START Data under study

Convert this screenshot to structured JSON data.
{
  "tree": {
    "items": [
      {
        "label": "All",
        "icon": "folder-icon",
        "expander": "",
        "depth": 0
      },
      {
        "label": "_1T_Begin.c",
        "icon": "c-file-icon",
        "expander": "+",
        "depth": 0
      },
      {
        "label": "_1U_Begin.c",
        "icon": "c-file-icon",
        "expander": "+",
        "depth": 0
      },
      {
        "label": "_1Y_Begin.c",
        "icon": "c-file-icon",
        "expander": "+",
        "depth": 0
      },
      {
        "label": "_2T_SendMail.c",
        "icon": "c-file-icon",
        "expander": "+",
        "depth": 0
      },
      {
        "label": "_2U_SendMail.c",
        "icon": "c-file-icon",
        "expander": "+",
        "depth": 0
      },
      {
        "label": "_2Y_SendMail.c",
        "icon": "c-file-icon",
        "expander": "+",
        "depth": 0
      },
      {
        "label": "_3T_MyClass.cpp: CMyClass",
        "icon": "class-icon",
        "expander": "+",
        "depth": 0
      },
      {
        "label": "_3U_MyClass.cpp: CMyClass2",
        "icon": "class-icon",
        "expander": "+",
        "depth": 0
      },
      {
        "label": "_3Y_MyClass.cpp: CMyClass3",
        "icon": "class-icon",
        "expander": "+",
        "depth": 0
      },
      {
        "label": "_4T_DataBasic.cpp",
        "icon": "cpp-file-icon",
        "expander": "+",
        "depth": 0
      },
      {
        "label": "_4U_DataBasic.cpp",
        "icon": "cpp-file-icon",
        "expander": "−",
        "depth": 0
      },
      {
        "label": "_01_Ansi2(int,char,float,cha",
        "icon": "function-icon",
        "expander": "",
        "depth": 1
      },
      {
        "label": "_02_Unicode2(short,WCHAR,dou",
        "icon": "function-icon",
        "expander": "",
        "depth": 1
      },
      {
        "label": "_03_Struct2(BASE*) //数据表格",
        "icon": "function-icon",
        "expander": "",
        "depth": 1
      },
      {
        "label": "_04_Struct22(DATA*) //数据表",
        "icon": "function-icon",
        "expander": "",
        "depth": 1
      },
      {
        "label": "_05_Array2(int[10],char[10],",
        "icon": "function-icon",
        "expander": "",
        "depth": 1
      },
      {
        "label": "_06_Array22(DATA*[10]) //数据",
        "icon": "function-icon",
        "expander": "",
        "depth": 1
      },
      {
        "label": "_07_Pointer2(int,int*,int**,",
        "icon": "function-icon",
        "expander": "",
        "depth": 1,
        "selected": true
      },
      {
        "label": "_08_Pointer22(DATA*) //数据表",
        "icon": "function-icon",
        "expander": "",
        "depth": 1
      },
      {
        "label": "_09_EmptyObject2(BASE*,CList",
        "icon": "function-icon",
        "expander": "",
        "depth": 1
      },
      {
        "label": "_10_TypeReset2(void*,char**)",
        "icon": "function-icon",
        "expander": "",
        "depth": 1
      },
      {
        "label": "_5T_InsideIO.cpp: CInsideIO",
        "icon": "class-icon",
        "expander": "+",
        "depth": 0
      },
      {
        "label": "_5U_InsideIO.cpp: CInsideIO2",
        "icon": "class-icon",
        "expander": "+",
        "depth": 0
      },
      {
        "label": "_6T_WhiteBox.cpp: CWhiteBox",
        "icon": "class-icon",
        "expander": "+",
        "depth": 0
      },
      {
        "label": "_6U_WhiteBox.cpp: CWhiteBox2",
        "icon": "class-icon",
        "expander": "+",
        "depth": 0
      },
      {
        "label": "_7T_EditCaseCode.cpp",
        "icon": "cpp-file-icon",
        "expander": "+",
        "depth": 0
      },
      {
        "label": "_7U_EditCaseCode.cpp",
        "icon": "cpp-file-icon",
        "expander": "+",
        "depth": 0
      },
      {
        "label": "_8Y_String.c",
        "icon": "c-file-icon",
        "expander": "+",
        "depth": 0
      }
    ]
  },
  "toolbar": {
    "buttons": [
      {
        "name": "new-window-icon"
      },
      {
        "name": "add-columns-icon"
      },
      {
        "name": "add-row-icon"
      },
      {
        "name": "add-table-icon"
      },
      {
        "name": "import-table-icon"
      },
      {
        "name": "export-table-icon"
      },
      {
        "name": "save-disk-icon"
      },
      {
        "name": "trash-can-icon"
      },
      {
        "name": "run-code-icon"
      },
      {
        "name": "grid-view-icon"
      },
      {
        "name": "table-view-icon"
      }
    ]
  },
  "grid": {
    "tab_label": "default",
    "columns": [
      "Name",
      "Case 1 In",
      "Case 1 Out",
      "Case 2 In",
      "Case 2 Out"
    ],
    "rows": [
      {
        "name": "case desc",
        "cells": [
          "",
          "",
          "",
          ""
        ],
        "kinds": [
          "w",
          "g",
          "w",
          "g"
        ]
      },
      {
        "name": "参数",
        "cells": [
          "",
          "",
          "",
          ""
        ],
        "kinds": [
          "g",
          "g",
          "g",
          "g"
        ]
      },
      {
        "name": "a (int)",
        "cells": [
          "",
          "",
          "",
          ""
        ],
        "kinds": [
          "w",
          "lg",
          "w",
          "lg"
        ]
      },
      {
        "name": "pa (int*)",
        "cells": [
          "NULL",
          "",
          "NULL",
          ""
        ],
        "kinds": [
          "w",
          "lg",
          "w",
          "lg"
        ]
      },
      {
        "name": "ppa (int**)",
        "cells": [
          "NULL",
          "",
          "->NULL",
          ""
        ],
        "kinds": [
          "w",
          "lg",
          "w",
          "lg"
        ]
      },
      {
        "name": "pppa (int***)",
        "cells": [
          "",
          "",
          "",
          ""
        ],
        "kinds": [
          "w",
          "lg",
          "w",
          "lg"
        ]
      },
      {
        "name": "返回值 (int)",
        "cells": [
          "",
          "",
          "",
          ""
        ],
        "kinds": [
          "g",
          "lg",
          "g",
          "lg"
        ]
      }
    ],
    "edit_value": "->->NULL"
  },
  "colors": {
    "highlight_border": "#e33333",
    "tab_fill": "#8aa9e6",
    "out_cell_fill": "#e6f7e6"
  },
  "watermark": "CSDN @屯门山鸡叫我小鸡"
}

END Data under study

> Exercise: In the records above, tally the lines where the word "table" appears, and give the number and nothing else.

> Response below: 4